** Opening Task material block **

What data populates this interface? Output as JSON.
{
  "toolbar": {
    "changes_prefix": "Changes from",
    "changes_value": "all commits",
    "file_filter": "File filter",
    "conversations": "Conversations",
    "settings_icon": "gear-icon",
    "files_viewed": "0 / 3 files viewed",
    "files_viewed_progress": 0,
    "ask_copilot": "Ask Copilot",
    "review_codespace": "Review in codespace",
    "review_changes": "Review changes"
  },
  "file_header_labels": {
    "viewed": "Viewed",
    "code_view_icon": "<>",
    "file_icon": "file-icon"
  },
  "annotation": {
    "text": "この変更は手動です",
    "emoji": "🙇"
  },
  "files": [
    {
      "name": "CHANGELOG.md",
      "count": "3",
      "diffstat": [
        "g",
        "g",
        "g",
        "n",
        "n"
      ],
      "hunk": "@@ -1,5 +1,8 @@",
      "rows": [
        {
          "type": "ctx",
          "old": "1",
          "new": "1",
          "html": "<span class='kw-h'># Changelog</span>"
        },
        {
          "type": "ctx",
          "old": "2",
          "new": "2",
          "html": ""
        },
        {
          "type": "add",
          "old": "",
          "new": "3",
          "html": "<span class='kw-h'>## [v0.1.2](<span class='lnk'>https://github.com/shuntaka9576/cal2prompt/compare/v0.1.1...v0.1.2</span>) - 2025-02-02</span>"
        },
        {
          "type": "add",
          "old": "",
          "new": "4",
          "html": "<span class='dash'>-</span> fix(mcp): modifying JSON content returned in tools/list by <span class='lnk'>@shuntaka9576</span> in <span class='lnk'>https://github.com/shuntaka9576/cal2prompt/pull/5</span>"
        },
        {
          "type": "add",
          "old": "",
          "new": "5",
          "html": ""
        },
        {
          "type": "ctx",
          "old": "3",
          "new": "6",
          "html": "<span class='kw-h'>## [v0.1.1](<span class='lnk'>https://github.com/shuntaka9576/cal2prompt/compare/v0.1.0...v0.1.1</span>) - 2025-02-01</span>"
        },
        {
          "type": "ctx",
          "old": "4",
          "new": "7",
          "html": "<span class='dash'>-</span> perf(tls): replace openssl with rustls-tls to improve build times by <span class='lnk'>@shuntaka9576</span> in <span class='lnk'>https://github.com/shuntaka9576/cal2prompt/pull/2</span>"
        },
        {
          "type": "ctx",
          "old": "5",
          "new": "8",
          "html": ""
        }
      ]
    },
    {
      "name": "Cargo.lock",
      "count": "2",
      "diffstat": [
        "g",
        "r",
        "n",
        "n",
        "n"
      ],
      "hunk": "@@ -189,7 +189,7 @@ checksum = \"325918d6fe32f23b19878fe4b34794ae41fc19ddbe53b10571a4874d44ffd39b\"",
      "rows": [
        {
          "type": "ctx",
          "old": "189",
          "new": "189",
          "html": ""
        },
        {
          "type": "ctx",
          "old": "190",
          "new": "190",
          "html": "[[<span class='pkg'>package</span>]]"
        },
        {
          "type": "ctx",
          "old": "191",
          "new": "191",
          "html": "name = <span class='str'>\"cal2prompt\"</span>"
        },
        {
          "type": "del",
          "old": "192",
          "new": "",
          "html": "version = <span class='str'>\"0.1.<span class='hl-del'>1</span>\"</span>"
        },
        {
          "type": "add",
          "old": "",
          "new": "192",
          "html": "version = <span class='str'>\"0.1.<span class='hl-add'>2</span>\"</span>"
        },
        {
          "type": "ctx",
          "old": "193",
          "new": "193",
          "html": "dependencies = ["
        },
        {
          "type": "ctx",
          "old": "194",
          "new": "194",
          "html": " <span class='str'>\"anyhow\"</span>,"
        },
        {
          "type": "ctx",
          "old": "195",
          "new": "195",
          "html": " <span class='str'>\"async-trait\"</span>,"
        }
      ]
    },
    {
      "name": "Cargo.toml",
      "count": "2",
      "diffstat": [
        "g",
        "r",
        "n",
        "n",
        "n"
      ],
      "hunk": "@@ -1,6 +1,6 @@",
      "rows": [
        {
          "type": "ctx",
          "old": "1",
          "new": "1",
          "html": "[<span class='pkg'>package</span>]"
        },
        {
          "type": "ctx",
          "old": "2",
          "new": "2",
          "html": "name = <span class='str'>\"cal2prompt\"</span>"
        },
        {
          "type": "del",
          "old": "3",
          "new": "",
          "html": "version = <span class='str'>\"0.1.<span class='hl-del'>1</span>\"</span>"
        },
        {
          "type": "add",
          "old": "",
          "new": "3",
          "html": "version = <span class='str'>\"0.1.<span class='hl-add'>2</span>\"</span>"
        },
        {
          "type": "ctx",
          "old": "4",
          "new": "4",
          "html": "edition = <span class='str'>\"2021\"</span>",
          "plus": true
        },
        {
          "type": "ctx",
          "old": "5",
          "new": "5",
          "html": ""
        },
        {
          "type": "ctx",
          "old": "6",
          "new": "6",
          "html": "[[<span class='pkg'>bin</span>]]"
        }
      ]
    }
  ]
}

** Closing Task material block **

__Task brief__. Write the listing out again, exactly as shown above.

__Written reply__.
What data populates this interface? Output as JSON.
{
  "toolbar": {
    "changes_prefix": "Changes from",
    "changes_value": "all commits",
    "file_filter": "File filter",
    "conversations": "Conversations",
    "settings_icon": "gear-icon",
    "files_viewed": "0 / 3 files viewed",
    "files_viewed_progress": 0,
    "ask_copilot": "Ask Copilot",
    "review_codespace": "Review in codespace",
    "review_changes": "Review changes"
  },
  "file_header_labels": {
    "viewed": "Viewed",
    "code_view_icon": "<>",
    "file_icon": "file-icon"
  },
  "annotation": {
    "text": "この変更は手動です",
    "emoji": "🙇"
  },
  "files": [
    {
      "name": "CHANGELOG.md",
      "count": "3",
      "diffstat": [
        "g",
        "g",
        "g",
        "n",
        "n"
      ],
      "hunk": "@@ -1,5 +1,8 @@",
      "rows": [
        {
          "type": "ctx",
          "old": "1",
          "new": "1",
          "html": "<span class='kw-h'># Changelog</span>"
        },
        {
          "type": "ctx",
          "old": "2",
          "new": "2",
          "html": ""
        },
        {
          "type": "add",
          "old": "",
          "new": "3",
          "html": "<span class='kw-h'>## [v0.1.2](<span class='lnk'>https://github.com/shuntaka9576/cal2prompt/compare/v0.1.1...v0.1.2</span>) - 2025-02-02</span>"
        },
        {
          "type": "add",
          "old": "",
          "new": "4",
          "html": "<span class='dash'>-</span> fix(mcp): modifying JSON content returned in tools/list by <span class='lnk'>@shuntaka9576</span> in <span class='lnk'>https://github.com/shuntaka9576/cal2prompt/pull/5</span>"
        },
        {
          "type": "add",
          "old": "",
          "new": "5",
          "html": ""
        },
        {
          "type": "ctx",
          "old": "3",
          "new": "6",
          "html": "<span class='kw-h'>## [v0.1.1](<span class='lnk'>https://github.com/shuntaka9576/cal2prompt/compare/v0.1.0...v0.1.1</span>) - 2025-02-01</span>"
        },
        {
          "type": "ctx",
          "old": "4",
          "new": "7",
          "html": "<span class='dash'>-</span> perf(tls): replace openssl with rustls-tls to improve build times by <span class='lnk'>@shuntaka9576</span> in <span class='lnk'>https://github.com/shuntaka9576/cal2prompt/pull/2</span>"
        },
        {
          "type": "ctx",
          "old": "5",
          "new": "8",
          "html": ""
        }
      ]
    },
    {
      "name": "Cargo.lock",
      "count": "2",
      "diffstat": [
        "g",
        "r",
        "n",
        "n",
        "n"
      ],
      "hunk": "@@ -189,7 +189,7 @@ checksum = \"325918d6fe32f23b19878fe4b34794ae41fc19ddbe53b10571a4874d44ffd39b\"",
      "rows": [
        {
          "type": "ctx",
          "old": "189",
          "new": "189",
          "html": ""
        },
        {
          "type": "ctx",
          "old": "190",
          "new": "190",
          "html": "[[<span class='pkg'>package</span>]]"
        },
        {
          "type": "ctx",
          "old": "191",
          "new": "191",
          "html": "name = <span class='str'>\"cal2prompt\"</span>"
        },
        {
          "type": "del",
          "old": "192",
          "new": "",
          "html": "version = <span class='str'>\"0.1.<span class='hl-del'>1</span>\"</span>"
        },
        {
          "type": "add",
          "old": "",
          "new": "192",
          "html": "version = <span class='str'>\"0.1.<span class='hl-add'>2</span>\"</span>"
        },
        {
          "type": "ctx",
          "old": "193",
          "new": "193",
          "html": "dependencies = ["
        },
        {
          "type": "ctx",
          "old": "194",
          "new": "194",
          "html": " <span class='str'>\"anyhow\"</span>,"
        },
        {
          "type": "ctx",
          "old": "195",
          "new": "195",
          "html": " <span class='str'>\"async-trait\"</span>,"
        }
      ]
    },
    {
      "name": "Cargo.toml",
      "count": "2",
      "diffstat": [
        "g",
        "r",
        "n",
        "n",
        "n"
      ],
      "hunk": "@@ -1,6 +1,6 @@",
      "rows": [
        {
          "type": "ctx",
          "old": "1",
          "new": "1",
          "html": "[<span class='pkg'>package</span>]"
        },
        {
          "type": "ctx",
          "old": "2",
          "new": "2",
          "html": "name = <span class='str'>\"cal2prompt\"</span>"
        },
        {
          "type": "del",
          "old": "3",
          "new": "",
          "html": "version = <span class='str'>\"0.1.<span class='hl-del'>1</span>\"</span>"
        },
        {
          "type": "add",
          "old": "",
          "new": "3",
          "html": "version = <span class='str'>\"0.1.<span class='hl-add'>2</span>\"</span>"
        },
        {
          "type": "ctx",
          "old": "4",
          "new": "4",
          "html": "edition = <span class='str'>\"2021\"</span>",
          "plus": true
        },
        {
          "type": "ctx",
          "old": "5",
          "new": "5",
          "html": ""
        },
        {
          "type": "ctx",
          "old": "6",
          "new": "6",
          "html": "[[<span class='pkg'>bin</span>]]"
        }
      ]
    }
  ]
}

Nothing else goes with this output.